Thinking Skills of Preemies May Catch Up By Adolescence
A new study is offering some potentially reassuring news to parents of preemies who are worried about their child's intellectual development. According to the study, by adolescence, many of these babies appear to catch up to classmates who weren't born early.
However, according to some U.S. experts, the findings could be overly optimistic as the study in question only studied healthiest premature babies.
Premature infants are born more than three weeks before their due date, but brain volume typically doubles in those final weeks before birth, explained Dr. Deborah Campbell, chief of neonatology at Children's Hospital at Montefiore in New York City. "There is tremendous growth and activity in that last month," she said, in the press release.
Without that time in the womb for the brain to develop normally, preemies can experience complications related to thinking and memory. "Fifty percent of preemies will have learning problems," said Campbell.

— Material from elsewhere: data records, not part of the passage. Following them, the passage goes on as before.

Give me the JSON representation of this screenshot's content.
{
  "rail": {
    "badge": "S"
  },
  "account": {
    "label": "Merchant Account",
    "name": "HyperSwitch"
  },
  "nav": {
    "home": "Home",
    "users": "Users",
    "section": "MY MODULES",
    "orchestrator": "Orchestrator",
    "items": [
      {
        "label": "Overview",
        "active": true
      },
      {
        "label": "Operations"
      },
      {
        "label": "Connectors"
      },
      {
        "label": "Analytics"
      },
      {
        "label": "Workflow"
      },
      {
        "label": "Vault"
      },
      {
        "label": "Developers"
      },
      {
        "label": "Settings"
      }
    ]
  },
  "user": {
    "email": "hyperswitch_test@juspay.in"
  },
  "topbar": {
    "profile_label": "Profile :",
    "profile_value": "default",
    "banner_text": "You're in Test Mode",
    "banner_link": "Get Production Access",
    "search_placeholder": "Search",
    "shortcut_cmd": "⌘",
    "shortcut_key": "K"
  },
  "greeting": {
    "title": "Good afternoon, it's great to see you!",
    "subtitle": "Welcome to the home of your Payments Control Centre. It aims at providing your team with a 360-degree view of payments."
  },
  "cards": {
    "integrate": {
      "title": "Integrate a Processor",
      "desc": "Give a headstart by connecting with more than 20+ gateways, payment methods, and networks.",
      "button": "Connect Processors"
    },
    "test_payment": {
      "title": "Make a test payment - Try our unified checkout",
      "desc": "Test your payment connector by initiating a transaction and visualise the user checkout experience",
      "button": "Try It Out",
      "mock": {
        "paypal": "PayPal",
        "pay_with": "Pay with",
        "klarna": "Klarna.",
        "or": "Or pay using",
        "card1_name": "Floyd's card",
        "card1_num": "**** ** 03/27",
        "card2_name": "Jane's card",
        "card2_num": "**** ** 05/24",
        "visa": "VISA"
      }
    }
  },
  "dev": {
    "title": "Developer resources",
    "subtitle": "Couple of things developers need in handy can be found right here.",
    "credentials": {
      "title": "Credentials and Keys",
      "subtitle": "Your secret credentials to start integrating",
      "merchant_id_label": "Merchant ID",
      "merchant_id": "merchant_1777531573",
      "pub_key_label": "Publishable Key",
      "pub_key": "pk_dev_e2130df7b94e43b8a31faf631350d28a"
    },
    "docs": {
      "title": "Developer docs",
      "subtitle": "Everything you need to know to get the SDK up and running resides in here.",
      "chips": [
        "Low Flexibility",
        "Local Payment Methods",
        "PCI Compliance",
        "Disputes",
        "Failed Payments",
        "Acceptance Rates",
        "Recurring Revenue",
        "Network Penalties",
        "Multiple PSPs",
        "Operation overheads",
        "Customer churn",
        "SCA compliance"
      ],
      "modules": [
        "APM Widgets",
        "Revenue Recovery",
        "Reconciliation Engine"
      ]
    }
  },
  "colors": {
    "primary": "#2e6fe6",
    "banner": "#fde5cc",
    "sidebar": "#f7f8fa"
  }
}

The study found the strongest predictors of thinking ability in teenagers who were born prematurely consisted to be a combination of factors that occurred both before and after the birth. Study authors concluded that early nutrition and enrichment through physical and intellectual stimulation in the home is the most important factor.
The study is published in the journal The Journal of Pediatrics.